A little earlier that evening, we got the beautiful picture above from one of the first women to buy one of our priestess initiation robe blessing bundles. I looked at it and realized that it is was lovely match for Day 4’s photo prompt. I “pass the torch” and light the flame in many ways through my work and it is gratifying and humbling and beautiful and powerful. I am honored to bear witness.
I also recognized that my most recent Feminism and Religion post about family ritual is also about passing the flame and lighting the torch (especially if the torch in question is actually a leftover glow stick from Halloween!): All We Need to Make Magic

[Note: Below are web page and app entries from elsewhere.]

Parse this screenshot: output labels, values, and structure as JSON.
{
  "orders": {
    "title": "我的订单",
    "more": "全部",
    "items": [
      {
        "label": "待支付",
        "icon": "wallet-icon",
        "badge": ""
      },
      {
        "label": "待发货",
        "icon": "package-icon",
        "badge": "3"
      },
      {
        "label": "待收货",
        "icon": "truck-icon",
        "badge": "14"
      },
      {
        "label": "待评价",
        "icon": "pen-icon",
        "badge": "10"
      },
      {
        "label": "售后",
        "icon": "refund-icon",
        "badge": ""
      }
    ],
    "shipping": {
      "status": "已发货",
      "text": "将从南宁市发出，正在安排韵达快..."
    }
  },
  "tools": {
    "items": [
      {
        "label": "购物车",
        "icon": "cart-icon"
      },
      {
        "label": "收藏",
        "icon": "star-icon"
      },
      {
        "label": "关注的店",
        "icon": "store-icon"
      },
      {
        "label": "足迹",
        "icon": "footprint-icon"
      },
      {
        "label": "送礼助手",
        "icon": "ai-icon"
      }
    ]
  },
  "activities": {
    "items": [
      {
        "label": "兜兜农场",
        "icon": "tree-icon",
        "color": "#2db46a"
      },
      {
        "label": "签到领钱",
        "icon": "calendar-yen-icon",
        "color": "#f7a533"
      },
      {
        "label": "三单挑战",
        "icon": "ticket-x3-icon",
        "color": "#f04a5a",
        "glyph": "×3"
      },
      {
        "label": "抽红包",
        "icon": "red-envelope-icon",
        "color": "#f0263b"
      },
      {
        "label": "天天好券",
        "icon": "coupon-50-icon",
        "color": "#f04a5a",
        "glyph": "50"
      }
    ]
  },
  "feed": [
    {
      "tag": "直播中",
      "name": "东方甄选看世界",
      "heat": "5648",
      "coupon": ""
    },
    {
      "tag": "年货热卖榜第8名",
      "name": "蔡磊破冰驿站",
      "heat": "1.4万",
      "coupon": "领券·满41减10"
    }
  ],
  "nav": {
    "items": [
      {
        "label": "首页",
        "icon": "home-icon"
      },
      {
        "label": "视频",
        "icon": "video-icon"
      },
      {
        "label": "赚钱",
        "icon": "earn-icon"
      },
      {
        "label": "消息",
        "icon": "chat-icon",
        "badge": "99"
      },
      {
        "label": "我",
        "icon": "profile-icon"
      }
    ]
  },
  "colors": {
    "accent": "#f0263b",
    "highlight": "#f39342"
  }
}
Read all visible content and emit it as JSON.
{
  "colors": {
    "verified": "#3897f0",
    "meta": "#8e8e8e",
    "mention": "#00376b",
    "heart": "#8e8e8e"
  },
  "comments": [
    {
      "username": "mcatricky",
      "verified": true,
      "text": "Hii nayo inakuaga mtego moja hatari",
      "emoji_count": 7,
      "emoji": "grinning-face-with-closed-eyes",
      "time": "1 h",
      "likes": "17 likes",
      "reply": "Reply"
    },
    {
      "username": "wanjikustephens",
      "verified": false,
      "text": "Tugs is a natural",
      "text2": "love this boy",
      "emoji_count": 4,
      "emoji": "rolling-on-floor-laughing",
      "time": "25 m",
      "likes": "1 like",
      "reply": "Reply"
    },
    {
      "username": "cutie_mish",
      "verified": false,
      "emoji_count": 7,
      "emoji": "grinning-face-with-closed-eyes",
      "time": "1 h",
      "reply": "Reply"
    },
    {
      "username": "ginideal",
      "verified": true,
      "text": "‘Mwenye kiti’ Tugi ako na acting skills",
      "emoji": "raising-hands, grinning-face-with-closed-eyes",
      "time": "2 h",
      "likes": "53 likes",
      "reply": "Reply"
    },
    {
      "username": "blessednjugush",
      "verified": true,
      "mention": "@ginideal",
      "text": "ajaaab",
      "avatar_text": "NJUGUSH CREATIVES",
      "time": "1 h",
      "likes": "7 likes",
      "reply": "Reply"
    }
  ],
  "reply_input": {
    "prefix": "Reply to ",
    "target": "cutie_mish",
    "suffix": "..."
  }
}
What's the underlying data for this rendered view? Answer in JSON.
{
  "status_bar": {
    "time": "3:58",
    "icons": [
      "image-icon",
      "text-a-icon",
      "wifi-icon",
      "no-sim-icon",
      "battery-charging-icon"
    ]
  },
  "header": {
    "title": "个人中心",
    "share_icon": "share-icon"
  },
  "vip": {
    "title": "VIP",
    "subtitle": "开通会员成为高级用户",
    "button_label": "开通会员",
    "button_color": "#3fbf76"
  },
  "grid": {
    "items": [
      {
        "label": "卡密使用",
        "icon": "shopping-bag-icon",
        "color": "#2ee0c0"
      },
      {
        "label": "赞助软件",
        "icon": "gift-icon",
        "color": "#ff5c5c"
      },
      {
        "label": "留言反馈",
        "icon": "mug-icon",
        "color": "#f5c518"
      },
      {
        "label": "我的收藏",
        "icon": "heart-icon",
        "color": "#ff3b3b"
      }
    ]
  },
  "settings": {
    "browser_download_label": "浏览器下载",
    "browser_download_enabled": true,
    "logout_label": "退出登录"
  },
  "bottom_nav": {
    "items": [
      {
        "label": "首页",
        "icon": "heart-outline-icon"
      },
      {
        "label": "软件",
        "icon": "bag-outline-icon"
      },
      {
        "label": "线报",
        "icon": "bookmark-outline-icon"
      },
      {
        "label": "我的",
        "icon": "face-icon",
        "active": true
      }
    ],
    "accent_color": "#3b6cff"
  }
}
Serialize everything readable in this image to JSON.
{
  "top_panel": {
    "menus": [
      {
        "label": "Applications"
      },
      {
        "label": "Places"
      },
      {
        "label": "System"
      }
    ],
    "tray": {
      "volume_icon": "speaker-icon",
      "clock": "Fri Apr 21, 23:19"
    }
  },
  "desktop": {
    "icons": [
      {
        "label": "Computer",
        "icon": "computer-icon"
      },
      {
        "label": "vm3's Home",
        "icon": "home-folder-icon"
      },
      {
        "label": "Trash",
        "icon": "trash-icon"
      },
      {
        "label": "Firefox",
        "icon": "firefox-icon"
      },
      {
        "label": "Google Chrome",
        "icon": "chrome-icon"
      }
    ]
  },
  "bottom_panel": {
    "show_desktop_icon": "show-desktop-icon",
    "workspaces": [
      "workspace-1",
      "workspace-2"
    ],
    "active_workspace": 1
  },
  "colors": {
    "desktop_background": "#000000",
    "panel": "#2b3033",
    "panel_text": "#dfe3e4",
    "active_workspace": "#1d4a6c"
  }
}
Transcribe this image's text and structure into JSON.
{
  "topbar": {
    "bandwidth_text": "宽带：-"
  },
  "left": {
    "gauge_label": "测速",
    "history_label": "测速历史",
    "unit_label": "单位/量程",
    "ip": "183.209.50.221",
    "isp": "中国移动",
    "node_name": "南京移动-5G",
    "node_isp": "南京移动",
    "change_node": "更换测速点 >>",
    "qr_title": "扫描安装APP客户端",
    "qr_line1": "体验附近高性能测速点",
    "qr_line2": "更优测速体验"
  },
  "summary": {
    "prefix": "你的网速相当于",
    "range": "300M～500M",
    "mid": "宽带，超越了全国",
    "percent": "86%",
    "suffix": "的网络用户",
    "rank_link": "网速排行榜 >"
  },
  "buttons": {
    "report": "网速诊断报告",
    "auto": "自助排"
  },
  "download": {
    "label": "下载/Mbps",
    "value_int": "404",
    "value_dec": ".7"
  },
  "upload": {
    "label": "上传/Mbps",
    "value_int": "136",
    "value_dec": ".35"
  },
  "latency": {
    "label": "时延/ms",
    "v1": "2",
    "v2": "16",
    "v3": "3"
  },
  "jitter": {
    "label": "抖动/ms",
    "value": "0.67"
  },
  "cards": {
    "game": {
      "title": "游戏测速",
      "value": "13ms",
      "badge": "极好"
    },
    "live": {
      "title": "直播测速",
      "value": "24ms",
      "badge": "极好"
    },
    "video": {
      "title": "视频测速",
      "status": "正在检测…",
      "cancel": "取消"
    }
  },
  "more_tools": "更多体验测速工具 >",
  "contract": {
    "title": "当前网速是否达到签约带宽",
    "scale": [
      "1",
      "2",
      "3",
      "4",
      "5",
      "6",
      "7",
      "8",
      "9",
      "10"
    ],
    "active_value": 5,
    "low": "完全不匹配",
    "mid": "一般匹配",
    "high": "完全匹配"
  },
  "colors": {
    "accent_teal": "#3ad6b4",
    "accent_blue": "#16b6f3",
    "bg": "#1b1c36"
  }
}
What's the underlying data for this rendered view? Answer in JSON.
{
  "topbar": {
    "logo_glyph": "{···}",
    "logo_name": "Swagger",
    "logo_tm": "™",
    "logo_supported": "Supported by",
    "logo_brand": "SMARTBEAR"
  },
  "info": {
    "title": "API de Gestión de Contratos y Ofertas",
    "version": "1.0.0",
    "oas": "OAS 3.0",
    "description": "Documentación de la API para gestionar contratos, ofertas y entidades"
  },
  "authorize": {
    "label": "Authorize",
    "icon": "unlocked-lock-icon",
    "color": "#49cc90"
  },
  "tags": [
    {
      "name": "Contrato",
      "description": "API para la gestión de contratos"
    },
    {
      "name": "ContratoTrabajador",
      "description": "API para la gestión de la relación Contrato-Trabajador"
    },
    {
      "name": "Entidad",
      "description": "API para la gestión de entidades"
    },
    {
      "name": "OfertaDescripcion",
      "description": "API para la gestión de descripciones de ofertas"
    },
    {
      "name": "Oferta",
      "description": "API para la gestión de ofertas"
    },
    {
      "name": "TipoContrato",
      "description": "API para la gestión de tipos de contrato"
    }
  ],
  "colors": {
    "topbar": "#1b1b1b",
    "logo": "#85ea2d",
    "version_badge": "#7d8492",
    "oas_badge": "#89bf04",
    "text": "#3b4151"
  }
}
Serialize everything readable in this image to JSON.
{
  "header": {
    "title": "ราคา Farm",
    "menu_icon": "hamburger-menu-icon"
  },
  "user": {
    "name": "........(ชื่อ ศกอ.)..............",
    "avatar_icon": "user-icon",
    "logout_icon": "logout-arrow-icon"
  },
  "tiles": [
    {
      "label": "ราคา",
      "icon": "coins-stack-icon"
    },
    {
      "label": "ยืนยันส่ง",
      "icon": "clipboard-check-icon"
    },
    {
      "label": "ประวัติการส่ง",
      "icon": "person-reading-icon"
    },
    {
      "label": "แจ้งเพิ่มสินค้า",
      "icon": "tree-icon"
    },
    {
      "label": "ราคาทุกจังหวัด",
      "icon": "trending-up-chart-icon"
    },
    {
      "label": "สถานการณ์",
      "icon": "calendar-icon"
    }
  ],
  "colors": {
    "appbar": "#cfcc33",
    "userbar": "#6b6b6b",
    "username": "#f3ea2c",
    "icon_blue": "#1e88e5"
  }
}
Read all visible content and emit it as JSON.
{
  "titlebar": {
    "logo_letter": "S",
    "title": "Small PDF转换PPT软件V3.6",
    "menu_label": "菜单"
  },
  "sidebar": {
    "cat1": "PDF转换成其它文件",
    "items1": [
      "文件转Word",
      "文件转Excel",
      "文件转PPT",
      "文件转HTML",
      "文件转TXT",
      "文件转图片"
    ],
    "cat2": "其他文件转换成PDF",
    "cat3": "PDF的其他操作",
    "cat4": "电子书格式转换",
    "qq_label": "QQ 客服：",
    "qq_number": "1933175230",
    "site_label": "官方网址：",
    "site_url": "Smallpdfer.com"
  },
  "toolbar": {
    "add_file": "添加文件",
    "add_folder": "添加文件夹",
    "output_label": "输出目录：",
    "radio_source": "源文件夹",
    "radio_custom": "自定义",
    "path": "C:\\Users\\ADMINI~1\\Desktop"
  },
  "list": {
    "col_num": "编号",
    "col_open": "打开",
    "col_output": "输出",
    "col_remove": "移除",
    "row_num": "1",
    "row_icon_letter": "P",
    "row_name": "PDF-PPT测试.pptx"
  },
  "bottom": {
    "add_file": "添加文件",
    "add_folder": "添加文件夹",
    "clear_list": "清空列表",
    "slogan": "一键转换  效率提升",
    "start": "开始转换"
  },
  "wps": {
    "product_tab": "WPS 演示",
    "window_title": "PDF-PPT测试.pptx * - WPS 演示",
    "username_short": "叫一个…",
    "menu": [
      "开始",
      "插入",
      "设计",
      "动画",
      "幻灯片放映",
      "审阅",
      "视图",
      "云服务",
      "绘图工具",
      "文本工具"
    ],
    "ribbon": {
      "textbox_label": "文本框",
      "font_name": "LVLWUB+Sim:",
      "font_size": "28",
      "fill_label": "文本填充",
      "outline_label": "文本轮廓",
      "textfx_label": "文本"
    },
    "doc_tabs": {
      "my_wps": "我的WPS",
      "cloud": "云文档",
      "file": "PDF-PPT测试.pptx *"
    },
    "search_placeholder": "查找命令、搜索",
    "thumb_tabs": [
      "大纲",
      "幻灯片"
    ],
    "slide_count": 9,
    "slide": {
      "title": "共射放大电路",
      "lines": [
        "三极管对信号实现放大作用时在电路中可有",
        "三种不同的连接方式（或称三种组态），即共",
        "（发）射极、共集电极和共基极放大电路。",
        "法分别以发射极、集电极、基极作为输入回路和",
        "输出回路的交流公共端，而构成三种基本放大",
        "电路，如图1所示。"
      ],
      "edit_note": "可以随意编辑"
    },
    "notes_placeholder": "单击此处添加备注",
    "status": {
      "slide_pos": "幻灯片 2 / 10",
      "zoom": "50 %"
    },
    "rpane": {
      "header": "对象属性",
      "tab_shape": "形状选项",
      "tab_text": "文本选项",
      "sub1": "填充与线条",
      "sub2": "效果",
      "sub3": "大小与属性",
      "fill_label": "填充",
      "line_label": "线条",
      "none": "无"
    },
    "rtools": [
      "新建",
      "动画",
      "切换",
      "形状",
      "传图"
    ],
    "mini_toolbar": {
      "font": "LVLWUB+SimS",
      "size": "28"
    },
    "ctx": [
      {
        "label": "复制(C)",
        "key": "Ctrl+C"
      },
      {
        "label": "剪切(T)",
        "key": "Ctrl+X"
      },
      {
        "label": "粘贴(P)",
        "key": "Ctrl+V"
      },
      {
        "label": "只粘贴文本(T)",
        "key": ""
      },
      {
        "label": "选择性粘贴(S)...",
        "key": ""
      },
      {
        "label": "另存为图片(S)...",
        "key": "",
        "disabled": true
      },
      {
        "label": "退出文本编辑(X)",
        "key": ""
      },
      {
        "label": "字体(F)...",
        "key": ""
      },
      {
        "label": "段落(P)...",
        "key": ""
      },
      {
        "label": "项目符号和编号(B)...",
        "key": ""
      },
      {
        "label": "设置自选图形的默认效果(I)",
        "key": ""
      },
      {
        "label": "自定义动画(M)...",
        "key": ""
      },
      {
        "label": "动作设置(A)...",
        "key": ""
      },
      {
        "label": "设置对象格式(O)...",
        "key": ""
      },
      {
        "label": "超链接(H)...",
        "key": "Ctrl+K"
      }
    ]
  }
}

As a side note about the hibernation urge–I recall from many past turns of the wheel that this is my usual feeling in December: anticipatory of hibernation and “slowing down.” Longing for rest, contemplation, and restoration. But, then really, more to do than ever before. But, then in January and February is when the hibernation actually comes. I usually do a personal renewal retreat in the first week of February. The beginning of January feels open and full of promise. It usually snows and we quite literally can’t go anywhere and so the hibernation I keep craving is then an enforced-by-Nature one. In fact, I think I’m going to “officially” release the idea that I should be resting and reflecting right now and trust the memory of restoration and the promise of winter’s incubation which is still to come.